Segment Open

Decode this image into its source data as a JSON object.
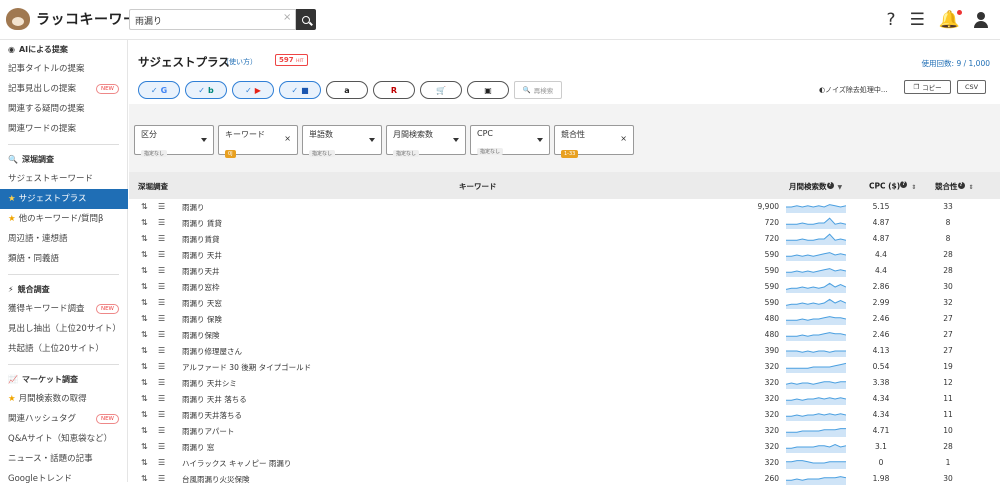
{
  "app": {
    "logo_text": "ラッコキーワード"
  },
  "search": {
    "value": "雨漏り",
    "clear_icon": "×"
  },
  "sidebar": {
    "sections": [
      {
        "title": "AIによる提案",
        "icon": "robot-icon",
        "items": [
          {
            "label": "記事タイトルの提案"
          },
          {
            "label": "記事見出しの提案",
            "badge": "NEW"
          },
          {
            "label": "関連する疑問の提案"
          },
          {
            "label": "関連ワードの提案"
          }
        ]
      },
      {
        "title": "深堀調査",
        "icon": "search-icon",
        "items": [
          {
            "label": "サジェストキーワード"
          },
          {
            "label": "サジェストプラス",
            "active": true,
            "star": true
          },
          {
            "label": "他のキーワード/質問β",
            "star": true
          },
          {
            "label": "周辺語・連想語"
          },
          {
            "label": "類語・同義語"
          }
        ]
      },
      {
        "title": "競合調査",
        "icon": "bolt-icon",
        "items": [
          {
            "label": "獲得キーワード調査",
            "badge": "NEW"
          },
          {
            "label": "見出し抽出（上位20サイト）"
          },
          {
            "label": "共起語（上位20サイト）"
          }
        ]
      },
      {
        "title": "マーケット調査",
        "icon": "chart-icon",
        "items": [
          {
            "label": "月間検索数の取得",
            "star": true
          },
          {
            "label": "関連ハッシュタグ",
            "badge": "NEW"
          },
          {
            "label": "Q&Aサイト（知恵袋など）"
          },
          {
            "label": "ニュース・話題の記事"
          },
          {
            "label": "Googleトレンド"
          }
        ]
      }
    ]
  },
  "header": {
    "title": "サジェストプラス",
    "howto": "（使い方）",
    "hit_count": "597",
    "hit_unit": "HIT",
    "usage": "使用回数: 9 / 1,000",
    "research_label": "再検索",
    "noise": "ノイズ除去処理中...",
    "copy_label": "コピー",
    "csv_label": "CSV"
  },
  "engines": [
    {
      "name": "google",
      "glyph": "G",
      "color": "#4285f4",
      "on": true
    },
    {
      "name": "bing",
      "glyph": "b",
      "color": "#00897b",
      "on": true
    },
    {
      "name": "youtube",
      "glyph": "▶",
      "color": "#e62117",
      "on": true
    },
    {
      "name": "video",
      "glyph": "■",
      "color": "#1a56b0",
      "on": true
    },
    {
      "name": "amazon",
      "glyph": "a",
      "color": "#222",
      "on": false
    },
    {
      "name": "rakuten",
      "glyph": "R",
      "color": "#bf0000",
      "on": false
    },
    {
      "name": "shopping",
      "glyph": "🛒",
      "color": "#222",
      "on": false
    },
    {
      "name": "image",
      "glyph": "▣",
      "color": "#222",
      "on": false
    }
  ],
  "filters": [
    {
      "label": "区分",
      "value": "指定なし",
      "kind": "select"
    },
    {
      "label": "キーワード",
      "tag": "0J",
      "kind": "clear"
    },
    {
      "label": "単語数",
      "value": "指定なし",
      "kind": "select"
    },
    {
      "label": "月間検索数",
      "value": "指定なし",
      "kind": "select"
    },
    {
      "label": "CPC",
      "value": "指定なし",
      "kind": "select"
    },
    {
      "label": "競合性",
      "tag": "1-33",
      "kind": "clear"
    }
  ],
  "table": {
    "headers": {
      "dig": "深堀調査",
      "keyword": "キーワード",
      "volume": "月間検索数",
      "cpc": "CPC ($)",
      "comp": "競合性"
    },
    "rows": [
      {
        "kw": "雨漏り",
        "vol": "9,900",
        "cpc": "5.15",
        "comp": "33",
        "trend": [
          5,
          5,
          6,
          5,
          6,
          5,
          6,
          5,
          7,
          6,
          5,
          6
        ]
      },
      {
        "kw": "雨漏り 賃貸",
        "vol": "720",
        "cpc": "4.87",
        "comp": "8",
        "trend": [
          4,
          4,
          4,
          5,
          4,
          4,
          5,
          5,
          9,
          4,
          5,
          4
        ]
      },
      {
        "kw": "雨漏り賃貸",
        "vol": "720",
        "cpc": "4.87",
        "comp": "8",
        "trend": [
          4,
          4,
          4,
          5,
          4,
          4,
          5,
          5,
          9,
          4,
          5,
          4
        ]
      },
      {
        "kw": "雨漏り 天井",
        "vol": "590",
        "cpc": "4.4",
        "comp": "28",
        "trend": [
          4,
          4,
          5,
          4,
          5,
          4,
          5,
          6,
          7,
          5,
          6,
          5
        ]
      },
      {
        "kw": "雨漏り天井",
        "vol": "590",
        "cpc": "4.4",
        "comp": "28",
        "trend": [
          4,
          4,
          5,
          4,
          5,
          4,
          5,
          6,
          7,
          5,
          6,
          5
        ]
      },
      {
        "kw": "雨漏り窓枠",
        "vol": "590",
        "cpc": "2.86",
        "comp": "30",
        "trend": [
          3,
          4,
          4,
          5,
          4,
          5,
          4,
          5,
          8,
          5,
          7,
          5
        ]
      },
      {
        "kw": "雨漏り 天窓",
        "vol": "590",
        "cpc": "2.99",
        "comp": "32",
        "trend": [
          3,
          4,
          4,
          5,
          4,
          5,
          4,
          5,
          8,
          5,
          7,
          5
        ]
      },
      {
        "kw": "雨漏り 保険",
        "vol": "480",
        "cpc": "2.46",
        "comp": "27",
        "trend": [
          4,
          4,
          4,
          5,
          4,
          5,
          5,
          6,
          7,
          6,
          6,
          5
        ]
      },
      {
        "kw": "雨漏り保険",
        "vol": "480",
        "cpc": "2.46",
        "comp": "27",
        "trend": [
          4,
          4,
          4,
          5,
          4,
          5,
          5,
          6,
          7,
          6,
          6,
          5
        ]
      },
      {
        "kw": "雨漏り修理屋さん",
        "vol": "390",
        "cpc": "4.13",
        "comp": "27",
        "trend": [
          5,
          5,
          5,
          4,
          5,
          4,
          5,
          5,
          4,
          5,
          5,
          5
        ]
      },
      {
        "kw": "アルファード 30 後期 タイプゴールド",
        "vol": "320",
        "cpc": "0.54",
        "comp": "19",
        "trend": [
          4,
          4,
          4,
          4,
          4,
          5,
          5,
          5,
          5,
          6,
          7,
          8
        ]
      },
      {
        "kw": "雨漏り 天井シミ",
        "vol": "320",
        "cpc": "3.38",
        "comp": "12",
        "trend": [
          4,
          5,
          4,
          5,
          5,
          4,
          5,
          6,
          6,
          5,
          6,
          6
        ]
      },
      {
        "kw": "雨漏り 天井 落ちる",
        "vol": "320",
        "cpc": "4.34",
        "comp": "11",
        "trend": [
          4,
          4,
          5,
          4,
          5,
          5,
          6,
          5,
          6,
          5,
          6,
          5
        ]
      },
      {
        "kw": "雨漏り天井落ちる",
        "vol": "320",
        "cpc": "4.34",
        "comp": "11",
        "trend": [
          4,
          4,
          5,
          4,
          5,
          5,
          6,
          5,
          6,
          5,
          6,
          5
        ]
      },
      {
        "kw": "雨漏りアパート",
        "vol": "320",
        "cpc": "4.71",
        "comp": "10",
        "trend": [
          4,
          4,
          4,
          5,
          5,
          5,
          5,
          6,
          6,
          6,
          7,
          7
        ]
      },
      {
        "kw": "雨漏り 窓",
        "vol": "320",
        "cpc": "3.1",
        "comp": "28",
        "trend": [
          4,
          4,
          5,
          5,
          5,
          5,
          6,
          6,
          5,
          7,
          5,
          6
        ]
      },
      {
        "kw": "ハイラックス キャノピー 雨漏り",
        "vol": "320",
        "cpc": "0",
        "comp": "1",
        "trend": [
          6,
          6,
          7,
          7,
          6,
          5,
          5,
          5,
          6,
          6,
          6,
          6
        ]
      },
      {
        "kw": "台風雨漏り火災保険",
        "vol": "260",
        "cpc": "1.98",
        "comp": "30",
        "trend": [
          4,
          4,
          5,
          4,
          5,
          5,
          5,
          6,
          6,
          6,
          7,
          6
        ]
      }
    ]
  },
  "colors": {
    "accent": "#1f6eb5",
    "hit": "#e44444",
    "tag": "#e8a020",
    "spark": "#4a9fe0"
  }
}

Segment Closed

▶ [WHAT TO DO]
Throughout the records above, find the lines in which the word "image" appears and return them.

▶ [SOLUTION]
Decode this image into its source data as a JSON object.
      "name": "image",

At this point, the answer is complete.